‘I am glad to hear from you that your women have a high status in your city, and that you control the distribution of food when people are needy, as you told me. It suggests to me that everyone is taken care of, so that all can participate in the good life,’ Inanna commented. She added,
‘I shall have to leave you in a couple of days and return to my home town, but I have a present for you which I hear has just arrived in the Bau temple. It is a statue of myself as Goddess which my good friend and seal maker Nafen from Uruk has constructed. Shall we go to see it?’
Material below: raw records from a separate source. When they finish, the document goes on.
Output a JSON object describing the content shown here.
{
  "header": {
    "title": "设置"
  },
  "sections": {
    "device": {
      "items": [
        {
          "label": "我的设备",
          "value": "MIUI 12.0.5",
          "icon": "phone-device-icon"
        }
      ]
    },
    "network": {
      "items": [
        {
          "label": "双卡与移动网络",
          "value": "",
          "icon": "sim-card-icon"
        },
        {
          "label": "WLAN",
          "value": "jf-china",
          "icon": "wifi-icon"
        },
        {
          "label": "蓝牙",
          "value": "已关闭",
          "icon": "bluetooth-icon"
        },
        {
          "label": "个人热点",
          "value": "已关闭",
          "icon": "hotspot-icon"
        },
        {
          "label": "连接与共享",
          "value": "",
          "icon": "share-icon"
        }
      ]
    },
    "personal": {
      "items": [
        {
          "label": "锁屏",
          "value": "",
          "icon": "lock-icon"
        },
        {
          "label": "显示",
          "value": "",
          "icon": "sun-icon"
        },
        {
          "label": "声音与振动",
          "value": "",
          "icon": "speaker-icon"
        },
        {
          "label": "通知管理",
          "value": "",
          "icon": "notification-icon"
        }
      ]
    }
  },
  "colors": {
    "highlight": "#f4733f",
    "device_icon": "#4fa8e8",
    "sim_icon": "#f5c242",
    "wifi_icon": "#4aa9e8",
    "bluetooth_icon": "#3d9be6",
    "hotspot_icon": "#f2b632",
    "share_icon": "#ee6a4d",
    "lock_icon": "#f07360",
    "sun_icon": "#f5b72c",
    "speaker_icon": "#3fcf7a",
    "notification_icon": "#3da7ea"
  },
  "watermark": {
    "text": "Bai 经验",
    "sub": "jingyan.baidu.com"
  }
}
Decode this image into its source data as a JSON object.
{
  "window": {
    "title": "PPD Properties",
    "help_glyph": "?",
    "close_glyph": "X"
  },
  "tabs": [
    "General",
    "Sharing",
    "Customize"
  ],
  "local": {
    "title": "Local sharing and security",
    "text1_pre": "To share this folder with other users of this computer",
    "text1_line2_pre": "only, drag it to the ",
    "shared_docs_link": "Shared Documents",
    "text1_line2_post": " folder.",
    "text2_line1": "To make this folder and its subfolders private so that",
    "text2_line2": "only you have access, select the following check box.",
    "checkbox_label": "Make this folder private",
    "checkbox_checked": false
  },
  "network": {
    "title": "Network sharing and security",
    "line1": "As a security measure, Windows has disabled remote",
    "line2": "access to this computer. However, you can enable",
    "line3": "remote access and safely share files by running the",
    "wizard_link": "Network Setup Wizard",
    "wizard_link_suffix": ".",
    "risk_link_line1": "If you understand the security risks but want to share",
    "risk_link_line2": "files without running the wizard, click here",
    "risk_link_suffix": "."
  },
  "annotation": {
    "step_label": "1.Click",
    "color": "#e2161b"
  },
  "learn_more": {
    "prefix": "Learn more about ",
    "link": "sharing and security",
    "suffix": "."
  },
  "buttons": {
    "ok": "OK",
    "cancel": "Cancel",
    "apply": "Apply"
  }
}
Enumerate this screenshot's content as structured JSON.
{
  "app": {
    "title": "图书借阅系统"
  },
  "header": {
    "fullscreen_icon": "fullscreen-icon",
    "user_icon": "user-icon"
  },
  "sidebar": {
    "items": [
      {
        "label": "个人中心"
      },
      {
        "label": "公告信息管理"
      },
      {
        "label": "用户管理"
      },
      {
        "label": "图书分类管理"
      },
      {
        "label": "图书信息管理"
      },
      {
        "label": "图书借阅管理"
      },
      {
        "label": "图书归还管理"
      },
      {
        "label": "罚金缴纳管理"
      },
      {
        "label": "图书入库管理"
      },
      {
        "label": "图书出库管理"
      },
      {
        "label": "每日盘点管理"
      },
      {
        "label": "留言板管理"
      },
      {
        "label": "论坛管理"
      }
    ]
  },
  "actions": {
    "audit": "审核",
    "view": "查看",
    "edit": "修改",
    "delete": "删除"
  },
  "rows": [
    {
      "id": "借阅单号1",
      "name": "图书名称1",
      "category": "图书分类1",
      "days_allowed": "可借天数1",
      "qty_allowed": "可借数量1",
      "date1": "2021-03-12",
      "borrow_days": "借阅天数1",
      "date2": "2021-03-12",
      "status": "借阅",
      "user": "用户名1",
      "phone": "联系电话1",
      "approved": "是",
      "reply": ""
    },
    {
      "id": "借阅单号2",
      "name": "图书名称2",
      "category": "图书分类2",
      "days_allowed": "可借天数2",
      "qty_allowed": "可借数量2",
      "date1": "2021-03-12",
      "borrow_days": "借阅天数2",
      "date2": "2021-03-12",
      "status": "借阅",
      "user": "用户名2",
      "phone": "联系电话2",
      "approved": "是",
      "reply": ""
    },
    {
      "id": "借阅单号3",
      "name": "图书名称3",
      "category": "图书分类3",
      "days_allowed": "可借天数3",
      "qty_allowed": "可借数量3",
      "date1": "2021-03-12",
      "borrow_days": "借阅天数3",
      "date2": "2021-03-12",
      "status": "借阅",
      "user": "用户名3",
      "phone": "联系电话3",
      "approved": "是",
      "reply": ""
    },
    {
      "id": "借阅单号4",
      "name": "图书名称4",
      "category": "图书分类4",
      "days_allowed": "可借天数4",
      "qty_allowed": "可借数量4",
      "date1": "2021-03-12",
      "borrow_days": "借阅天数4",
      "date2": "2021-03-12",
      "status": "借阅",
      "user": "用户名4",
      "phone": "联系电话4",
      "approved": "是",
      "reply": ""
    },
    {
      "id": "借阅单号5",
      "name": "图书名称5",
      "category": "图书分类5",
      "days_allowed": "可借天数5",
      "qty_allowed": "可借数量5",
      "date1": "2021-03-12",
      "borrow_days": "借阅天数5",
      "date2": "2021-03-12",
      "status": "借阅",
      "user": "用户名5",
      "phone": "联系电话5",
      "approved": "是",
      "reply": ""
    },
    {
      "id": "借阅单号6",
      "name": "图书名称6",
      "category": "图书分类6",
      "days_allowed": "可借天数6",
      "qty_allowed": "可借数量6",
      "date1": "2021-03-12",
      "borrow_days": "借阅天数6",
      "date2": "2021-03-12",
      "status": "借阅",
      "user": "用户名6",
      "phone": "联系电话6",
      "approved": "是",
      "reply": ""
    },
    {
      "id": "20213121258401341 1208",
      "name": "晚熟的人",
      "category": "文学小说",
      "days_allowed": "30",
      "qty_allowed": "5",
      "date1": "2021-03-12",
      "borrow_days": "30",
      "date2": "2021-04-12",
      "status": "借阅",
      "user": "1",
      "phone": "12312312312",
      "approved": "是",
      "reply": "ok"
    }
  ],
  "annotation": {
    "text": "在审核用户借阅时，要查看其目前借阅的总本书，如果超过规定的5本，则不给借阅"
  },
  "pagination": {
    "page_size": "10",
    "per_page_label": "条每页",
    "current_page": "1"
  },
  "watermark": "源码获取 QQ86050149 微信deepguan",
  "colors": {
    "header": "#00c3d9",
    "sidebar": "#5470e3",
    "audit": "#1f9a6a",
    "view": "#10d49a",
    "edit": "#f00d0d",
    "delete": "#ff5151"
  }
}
With these words the two women ambled to the temple entrance where indeed a large statue was just being lifted from a chariot. Shagshag called her priestesses and a noisy welcome emanated from the women to the Goddess Inanna cut in stone, shown in battle dress, with wings, weapons and one foot positioned on a lion. It was placed opposite of Shagshag’s own statue in the town square so the two Goddesses could be viewed in conversation with each other. The Bau Goddess statue was small and of dark shiny stone. The figure was seated on a throne, supported by geese. A delicate gold crown was fastened to her head.
‘We need to erect plenty of statues and plaques for ourselves,’ Shagshag commented, ‘so that future generations will be reminded that here we had a good life for women. May it last long.’ Inanna wholeheartedly agreed.
That evening they sat again in the orchard together with Miah and Tibem and talked about the ways of the gods and goddesses and how they were a phenomenon of nature made visible and comprehensible. They reflected on how time was always in the present, the gods of old times as present as the gods and goddess in the now time, which included Shagshag and Inanna. They watched the horizon and infinity darken as the blood red ball of the sun slowly vanished, and they prayed for a continuation of their lucky fate by reciting the hymn of the Goddess Ningal when she witnessed the coming of the flood:
‘When I was grieving for the day of storm,
That day of storm, destined for me, laid upon me, heavy with tears.
Though I was trembling for that day of storm, that day of storm,
Destined for me, laid upon me, heavy with tears.’
© Dr Greta Sykes